Letter from THOMAS WILLIAM SILLOWAY to GEORGE PERKINS MARSH, dated October 2, 1857.
My Friend Marsh
I am at last enabled to transmit to you, some copies of the Perspective of our anticipated Capitol. I have done my best to have produced a good picture and am pleased to think that my efforts have not been in vain. A deal of attention and anxiety has been expended to produce it, of which no one save myself can be conversant. I hope and even dare to think, you will be pleased with the . I like it quite as well as any we have had. Twenty copies of the drawing I send to Mr. Williams for himself, Judge Porter, and the Governor: the rest, I send to doct Powers. If you have any directions for him please write to him immediately so that he may be informed at the time of the meeting of the session. I order but 400 copies of the picture. More can be and at any time they are needed. Please give me your criticisms of the as soon as convenient, as I wish to make my working drawings. All the old ones, I lay aside.
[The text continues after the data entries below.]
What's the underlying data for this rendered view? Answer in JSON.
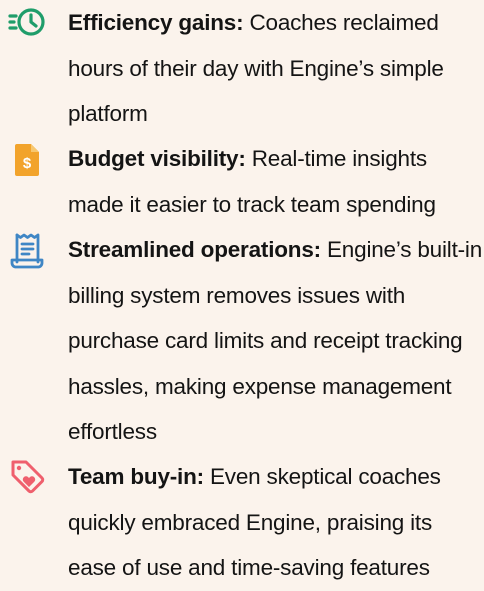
{
  "colors": {
    "background": "#fbf3ec",
    "text": "#141414",
    "icon_green": "#1f9d6a",
    "icon_orange": "#f2a32b",
    "icon_blue": "#3f86c5",
    "icon_pink": "#ef5f6d"
  },
  "benefits": [
    {
      "icon": "clock-speed-icon",
      "title": "Efficiency gains:",
      "body": " Coaches reclaimed hours of their day with Engine’s simple platform"
    },
    {
      "icon": "dollar-document-icon",
      "title": "Budget visibility:",
      "body": " Real-time insights made it easier to track team spending"
    },
    {
      "icon": "receipt-icon",
      "title": "Streamlined operations:",
      "body": " Engine’s built-in billing system removes issues with purchase card limits and receipt tracking hassles, making expense management effortless"
    },
    {
      "icon": "heart-tag-icon",
      "title": "Team buy-in:",
      "body": " Even skeptical coaches quickly embraced Engine, praising its ease of use and time-saving features"
    }
  ]
}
I am yours very trulyThomas W. Silloway
121 Court St.
References in this letter:
Norman Williams, (1791-1868) was a State Senator in 1854 and 1855 before he was named by Governor Fletcher, to the committee which oversaw the construction of the new State House in Montpelier, to replace the building destroyed by fire in 1857.
John Porter, (1798-1886), of Hartford, Vermont, was State Senator for the years 1842 and 1843, a probate judge for the district of Hartford for the years of 1850-1886, as well as serving as a commission to oversee the reconstruction of the State House in Montpelier.
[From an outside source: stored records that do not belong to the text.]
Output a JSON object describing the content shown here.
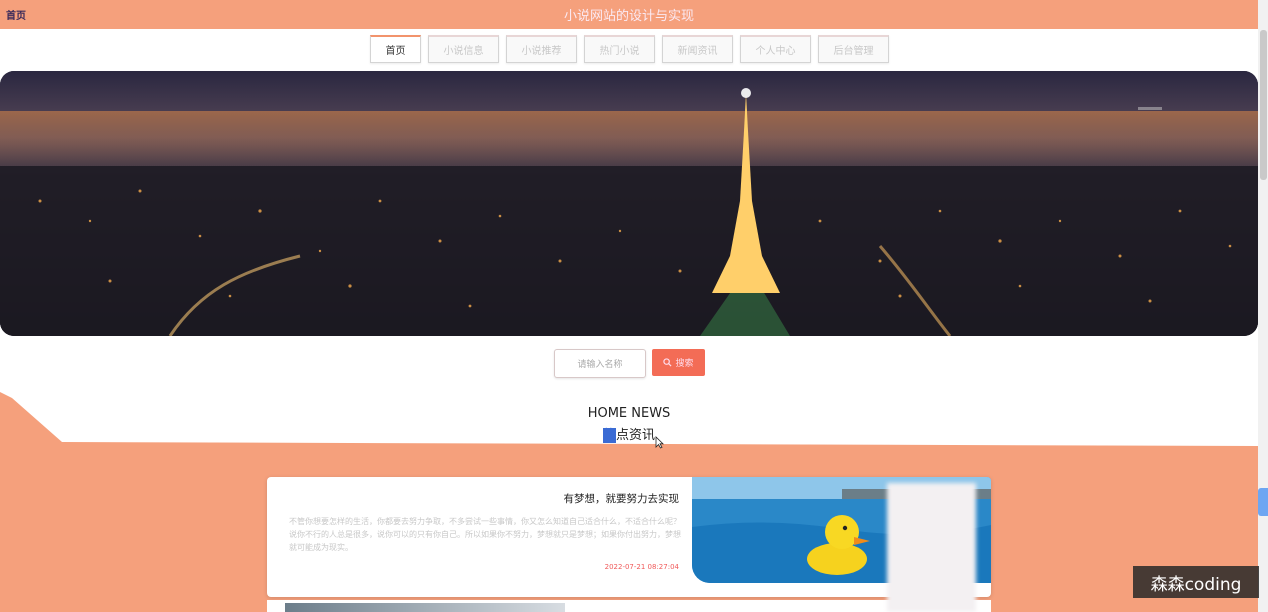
{
  "header": {
    "brand": "首页",
    "title": "小说网站的设计与实现"
  },
  "nav": {
    "items": [
      {
        "label": "首页",
        "active": true
      },
      {
        "label": "小说信息",
        "active": false
      },
      {
        "label": "小说推荐",
        "active": false
      },
      {
        "label": "热门小说",
        "active": false
      },
      {
        "label": "新闻资讯",
        "active": false
      },
      {
        "label": "个人中心",
        "active": false
      },
      {
        "label": "后台管理",
        "active": false
      }
    ]
  },
  "search": {
    "placeholder": "请输入名称",
    "button_label": "搜索",
    "button_icon": "search-icon"
  },
  "news_section": {
    "title_en": "HOME NEWS",
    "title_cn_rest": "点资讯",
    "title_cn_highlighted": "热"
  },
  "news": [
    {
      "title": "有梦想，就要努力去实现",
      "excerpt": "不管你想要怎样的生活，你都要去努力争取，不多尝试一些事情，你又怎么知道自己适合什么，不适合什么呢？说你不行的人总是很多，说你可以的只有你自己。所以如果你不努力，梦想就只是梦想；如果你付出努力，梦想就可能成为现实。",
      "date": "2022-07-21 08:27:04"
    }
  ],
  "watermark": "森森coding",
  "colors": {
    "accent": "#f5a07c",
    "search_button": "#f36c56",
    "date": "#f05a5a"
  }
}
Governor Ryland Fletcher, (1799-1885), was born in Cavendish, Vermont. He was the first distinctly Republican Governor of the state of Vermont, and was active in the anti-slavery movement. On January 6, 1857, during his administration, the State House in Montpelier was destroyed by fire, and he appointed a committee to oversee the reconstruction.
Dr. Thomas E. Powers, (1808-1876), of Woodstock, Vermont, was appointed by Governor Fletcher to be the Superintendent of Construction of the 1858-1860 project, to build a new State House in Montpelier to rebuild the structure burned in 1857. He and the architect, Thomas W. Silloway, were soon at loggerheads over their roles in the project. Powers became State Senator in 1861.
Thomas W. Silloway, (1828-1910), was only thirty years old in 1857 when he was chosen architect for the new State House in Montpelier. Silloway was from Massachusetts, and had worked in the office of Ammi B. Young, the architect who designed the previous building. Silloway and Dr. Powers, the superintendent of construction for the 1857 job, had worked together to design and build a new courthouse in Woodstock, Vermont, that burned in 1854.